Water, as we all know, is something which is priceless for not only humans but all the living organisms on earth. We cannot afford to exploit it relentlessly because water is limited on earth while the human population is growing day by day. Also, most of the water on earth is in oceans, which are not fit for drinking. That leaves us with only four percent of the overall water available in the form of fresh sweet water, which is fit to drink. The sources for those are our rivers, ponds, lakes, polar and mountain ice caps, and last but not least, the groundwater. We, humans, have overused these resources and now need to conserve and utilize them wisely. Also, due to pollution, we have degraded the quality of water, which can only be improved by water purification and filtration methods.
How Do Water Purifiers Work?

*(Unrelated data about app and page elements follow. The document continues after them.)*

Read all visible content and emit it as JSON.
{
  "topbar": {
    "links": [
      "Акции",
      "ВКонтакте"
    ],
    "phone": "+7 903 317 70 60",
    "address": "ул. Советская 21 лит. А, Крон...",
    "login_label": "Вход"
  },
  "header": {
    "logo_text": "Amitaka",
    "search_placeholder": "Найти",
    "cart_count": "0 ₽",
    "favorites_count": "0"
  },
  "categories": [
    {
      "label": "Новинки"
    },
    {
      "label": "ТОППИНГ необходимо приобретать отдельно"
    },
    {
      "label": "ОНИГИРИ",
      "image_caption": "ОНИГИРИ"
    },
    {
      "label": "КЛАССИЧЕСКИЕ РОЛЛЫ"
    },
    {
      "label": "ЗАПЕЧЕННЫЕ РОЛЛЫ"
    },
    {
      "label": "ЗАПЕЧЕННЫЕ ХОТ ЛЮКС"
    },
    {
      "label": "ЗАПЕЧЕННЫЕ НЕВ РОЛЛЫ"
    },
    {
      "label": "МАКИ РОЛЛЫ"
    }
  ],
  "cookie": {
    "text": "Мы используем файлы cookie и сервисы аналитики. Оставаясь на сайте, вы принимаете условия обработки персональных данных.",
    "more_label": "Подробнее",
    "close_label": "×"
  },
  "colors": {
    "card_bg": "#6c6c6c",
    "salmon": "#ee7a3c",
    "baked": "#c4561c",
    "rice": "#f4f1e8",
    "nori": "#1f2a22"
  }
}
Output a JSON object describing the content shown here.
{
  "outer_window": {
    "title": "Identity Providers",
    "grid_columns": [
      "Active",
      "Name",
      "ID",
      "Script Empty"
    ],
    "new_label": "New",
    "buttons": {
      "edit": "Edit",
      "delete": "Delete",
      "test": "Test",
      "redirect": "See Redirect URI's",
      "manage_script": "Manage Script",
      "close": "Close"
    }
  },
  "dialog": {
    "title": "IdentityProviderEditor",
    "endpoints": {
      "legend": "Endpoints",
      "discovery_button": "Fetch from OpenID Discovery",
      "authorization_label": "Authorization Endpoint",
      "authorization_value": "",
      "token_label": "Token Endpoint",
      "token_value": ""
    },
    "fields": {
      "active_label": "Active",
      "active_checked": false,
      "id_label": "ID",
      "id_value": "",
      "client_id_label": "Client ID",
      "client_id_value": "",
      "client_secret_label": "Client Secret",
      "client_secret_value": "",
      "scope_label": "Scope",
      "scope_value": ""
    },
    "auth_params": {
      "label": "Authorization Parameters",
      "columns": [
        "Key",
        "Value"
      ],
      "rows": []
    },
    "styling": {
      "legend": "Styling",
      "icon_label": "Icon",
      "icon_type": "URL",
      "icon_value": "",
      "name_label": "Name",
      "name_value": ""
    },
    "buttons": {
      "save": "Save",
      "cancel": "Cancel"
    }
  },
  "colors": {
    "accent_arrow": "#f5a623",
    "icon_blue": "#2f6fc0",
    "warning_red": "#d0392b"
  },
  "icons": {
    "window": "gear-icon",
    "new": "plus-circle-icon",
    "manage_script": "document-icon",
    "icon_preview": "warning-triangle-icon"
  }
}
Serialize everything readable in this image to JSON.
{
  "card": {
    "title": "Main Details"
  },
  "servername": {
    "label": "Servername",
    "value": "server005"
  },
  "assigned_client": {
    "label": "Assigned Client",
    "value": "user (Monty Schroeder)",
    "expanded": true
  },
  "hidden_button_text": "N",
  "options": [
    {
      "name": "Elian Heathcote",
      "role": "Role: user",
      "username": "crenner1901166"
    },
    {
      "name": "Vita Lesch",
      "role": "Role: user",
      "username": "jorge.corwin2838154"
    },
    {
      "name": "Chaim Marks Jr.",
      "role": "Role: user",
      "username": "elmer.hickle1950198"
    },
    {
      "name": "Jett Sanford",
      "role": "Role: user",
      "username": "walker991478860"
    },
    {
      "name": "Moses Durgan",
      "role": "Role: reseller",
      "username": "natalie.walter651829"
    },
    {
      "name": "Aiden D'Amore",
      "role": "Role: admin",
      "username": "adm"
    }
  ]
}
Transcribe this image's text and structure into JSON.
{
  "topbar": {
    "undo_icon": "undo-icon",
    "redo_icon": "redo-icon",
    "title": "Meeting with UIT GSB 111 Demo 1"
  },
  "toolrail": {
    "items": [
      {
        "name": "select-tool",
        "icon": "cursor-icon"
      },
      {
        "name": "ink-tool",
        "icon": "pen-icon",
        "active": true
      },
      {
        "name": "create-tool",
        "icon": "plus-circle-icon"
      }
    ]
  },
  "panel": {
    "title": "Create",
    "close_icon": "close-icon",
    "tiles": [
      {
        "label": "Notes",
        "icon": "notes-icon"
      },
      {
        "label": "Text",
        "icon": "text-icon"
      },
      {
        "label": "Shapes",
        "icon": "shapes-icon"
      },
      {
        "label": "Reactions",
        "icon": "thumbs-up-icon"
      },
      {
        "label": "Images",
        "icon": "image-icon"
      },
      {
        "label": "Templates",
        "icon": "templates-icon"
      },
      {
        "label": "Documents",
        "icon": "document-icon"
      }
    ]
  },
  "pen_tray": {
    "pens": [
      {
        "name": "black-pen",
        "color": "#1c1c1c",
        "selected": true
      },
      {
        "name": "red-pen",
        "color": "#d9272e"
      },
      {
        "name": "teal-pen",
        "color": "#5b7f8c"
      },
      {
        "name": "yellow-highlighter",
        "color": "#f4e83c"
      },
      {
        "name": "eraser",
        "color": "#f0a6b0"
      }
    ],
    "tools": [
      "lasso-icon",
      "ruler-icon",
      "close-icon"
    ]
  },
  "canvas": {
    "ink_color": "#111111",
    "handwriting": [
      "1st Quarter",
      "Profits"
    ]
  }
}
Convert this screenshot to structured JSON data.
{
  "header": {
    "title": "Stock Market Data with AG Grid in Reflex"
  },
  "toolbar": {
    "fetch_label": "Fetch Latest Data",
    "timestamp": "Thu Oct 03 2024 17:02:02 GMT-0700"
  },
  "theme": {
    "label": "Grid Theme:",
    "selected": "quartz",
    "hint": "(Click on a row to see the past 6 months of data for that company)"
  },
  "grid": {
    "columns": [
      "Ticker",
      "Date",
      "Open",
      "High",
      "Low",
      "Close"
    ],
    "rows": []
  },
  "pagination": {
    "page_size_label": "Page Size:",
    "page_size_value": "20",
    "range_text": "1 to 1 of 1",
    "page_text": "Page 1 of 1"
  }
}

A water purifier can work on multiple principles. In the initial days, water was filtered using a cotton cloth to keep suspended particles. Later charcoal or coal was used to pass water through it to absorb all the unwanted particles. To kill germs, the old school way of boiling water was mostly used. But now we have many advanced technologies used, and all of them are put together in a single unit that we call a water purifier. The unit can separate suspended particles, remove unwanted chemicals and toxins, and kill all the water’s pathogens. They also smartly retain those minerals which are needed for the human body in the water.
The Science Behind Water Purification
Since now we are aware of the whole concept behind the water purifier, let’s understand the technologies behind modern-day water purifiers. Water purifiers work on the principle of Reverse Osmosis or RO. In this method, water is pushed towards a semi-permeable membrane with tremendous pressure, and that leaves all the impurities on one side while, on the other, we have pure drinking water. Nowadays, we have UV technology accompanied as well. Here water is exposed to low-frequency ultraviolet rays, and it kills all the germs, bacteria, and viruses in the water. But these are not the only challenges that a water purifier has to face. The next big challenge is not about impure water but about the chemical composition of water, which makes it unfit for many industrial and household uses. It is called the hardness of water; let’s discuss in detail about these issues.
The Hard Water Problem
To begin with, the hardness of water is nothing but the presence of some minerals like iron, calcium, and magnesium in an amount that is more than expected. When they are in the exact amount as needed, they make the perfect water recipe as the human body needs those minerals. But when they are in abundance, they impact the soluble property of water. More of these minerals do not allow water to dissolve any other substance and change the taste of water to more bitter or salty at times. So what we do to fix the problem, we have scientific methods and agents which can do the job for us. These are called a water softener. These softeners are used based on scientific methods to make the water soft again.
Methods Of Water Softening
Some of the used methods are the Ion-exchange method, where we are using resins as a water softener agent. Since membranes were unable to separate particles that are already dissolved, we developed this method. Here water particles are charged, and some charged particles are introduced in water with the opposite charge. This causes the ions of the dissolved particles in the water molecule to get attracted to these oppositely charged particles. Thus waste gets attached to them and creates bigger suspended particles that can be easily removed through normal filtration.
The other method is by the precipitative softening method using EDTA or Ethylenediaminetetraacetic acid. Tetrasodium is also used for this method. These are also called chelating agents. The most common among them is Lime. Your RO water purifier uses one of these methods to make hard water soft. Other than RO, which is so widely used, we have some more methods which are less common and are implemented in industrial-scale water purification systems only. Some of the mentionable names are Desalination, Distillation, Chemical Oxidation, and Carbon absorption.
So, in the end, we can say that water purification is a complex process, and now it is possible through water purifiers, which are either at our home, office, or industrial scale. They are very crucial in our life, and without them, we cannot afford to have safe and healthy drinking water. Water purification also saves water and encourages the recycling of water as water once used is no more discarded and is treated or purified to use again for multiple purposes.